So, in the end, what causes aging? Clearly this question has fascinated medical researchers, philosophers, anthropologists, and the general public for centuries. This booklet offers you just a glimpse of the journey to understand the science of aging.
In a sense, we are all aging experts—every day we get older. It’s true that most of us cannot explain what’s happening under the microscope, but the little girl can still be curious about her vivacious grandmother without knowing that the grandmother’s good health may be a sign of what to expect during her own golden years. And, the man in middle age can know that he looks and feels better when making healthy food choices and staying physically active without understanding the intricacies of metabolism and biological stress. Aging is part of us, it’s part of life.

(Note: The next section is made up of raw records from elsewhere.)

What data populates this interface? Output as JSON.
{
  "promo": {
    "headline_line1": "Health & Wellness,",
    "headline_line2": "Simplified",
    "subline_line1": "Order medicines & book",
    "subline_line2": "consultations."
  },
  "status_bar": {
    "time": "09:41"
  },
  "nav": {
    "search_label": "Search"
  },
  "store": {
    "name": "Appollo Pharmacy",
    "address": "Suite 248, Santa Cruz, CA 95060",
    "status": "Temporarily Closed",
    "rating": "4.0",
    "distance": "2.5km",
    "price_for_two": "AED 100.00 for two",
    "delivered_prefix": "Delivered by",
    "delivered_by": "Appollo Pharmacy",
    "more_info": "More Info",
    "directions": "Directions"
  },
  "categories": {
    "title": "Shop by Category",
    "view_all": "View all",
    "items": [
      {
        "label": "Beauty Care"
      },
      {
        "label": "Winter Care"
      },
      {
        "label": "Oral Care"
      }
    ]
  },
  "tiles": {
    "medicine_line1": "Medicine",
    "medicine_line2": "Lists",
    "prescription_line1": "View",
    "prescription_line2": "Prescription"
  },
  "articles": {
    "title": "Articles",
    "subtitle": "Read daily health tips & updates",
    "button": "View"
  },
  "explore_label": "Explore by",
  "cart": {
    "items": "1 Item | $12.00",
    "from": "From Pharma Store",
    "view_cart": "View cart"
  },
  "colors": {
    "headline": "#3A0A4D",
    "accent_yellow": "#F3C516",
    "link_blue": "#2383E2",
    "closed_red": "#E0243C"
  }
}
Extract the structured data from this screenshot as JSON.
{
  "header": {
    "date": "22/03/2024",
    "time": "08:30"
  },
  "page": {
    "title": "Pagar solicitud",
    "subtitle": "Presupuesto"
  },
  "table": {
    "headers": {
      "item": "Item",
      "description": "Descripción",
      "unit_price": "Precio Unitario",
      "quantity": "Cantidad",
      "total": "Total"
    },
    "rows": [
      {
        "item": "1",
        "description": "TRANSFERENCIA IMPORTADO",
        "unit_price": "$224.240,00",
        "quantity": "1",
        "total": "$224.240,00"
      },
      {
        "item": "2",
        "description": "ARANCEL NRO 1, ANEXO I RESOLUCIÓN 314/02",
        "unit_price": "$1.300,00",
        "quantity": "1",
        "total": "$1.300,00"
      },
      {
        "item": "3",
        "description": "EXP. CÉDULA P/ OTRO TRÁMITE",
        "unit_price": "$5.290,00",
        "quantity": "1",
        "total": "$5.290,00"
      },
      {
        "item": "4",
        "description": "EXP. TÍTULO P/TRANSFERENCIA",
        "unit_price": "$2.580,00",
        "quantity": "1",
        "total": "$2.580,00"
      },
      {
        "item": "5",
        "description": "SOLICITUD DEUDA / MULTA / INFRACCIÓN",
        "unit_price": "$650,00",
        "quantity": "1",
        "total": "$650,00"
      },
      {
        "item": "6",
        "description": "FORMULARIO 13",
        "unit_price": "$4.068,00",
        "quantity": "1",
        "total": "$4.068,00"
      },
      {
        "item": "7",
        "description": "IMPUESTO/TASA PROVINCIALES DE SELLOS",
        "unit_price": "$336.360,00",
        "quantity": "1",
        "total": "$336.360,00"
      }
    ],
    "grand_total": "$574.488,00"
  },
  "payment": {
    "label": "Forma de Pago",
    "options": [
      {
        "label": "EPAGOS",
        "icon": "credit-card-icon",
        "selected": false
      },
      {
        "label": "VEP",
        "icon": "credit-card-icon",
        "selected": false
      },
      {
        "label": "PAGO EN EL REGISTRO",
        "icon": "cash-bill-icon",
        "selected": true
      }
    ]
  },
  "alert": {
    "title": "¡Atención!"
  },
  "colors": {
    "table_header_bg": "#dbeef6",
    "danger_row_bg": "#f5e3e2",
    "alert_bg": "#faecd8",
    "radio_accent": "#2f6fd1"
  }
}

As the field of gerontology matures, scientists will continue to learn about what happens deep inside our bodies during our passage from child to older adult. Experiments involving animal models that on the surface seem so different from us—yeast, fruit flies, worms, and mice—will yield insights into aspects of aging that could one day lead to important clinical, pharmacological, or behavioral interventions for humans.
What is the future of biology of aging research? It is not likely that we will see a modern-day fountain of youth, that mythical elixir promised to restore people to their younger selves. But research may very well offer us the means to a healthier, longer life. And, with that, we may have the opportunity to spend more time with our loved ones, the opportunity to meet our great-great-grandchildren, and the opportunity to enjoy more life experiences.
Publication Date: November 2011
Page Last Updated: January 25, 2012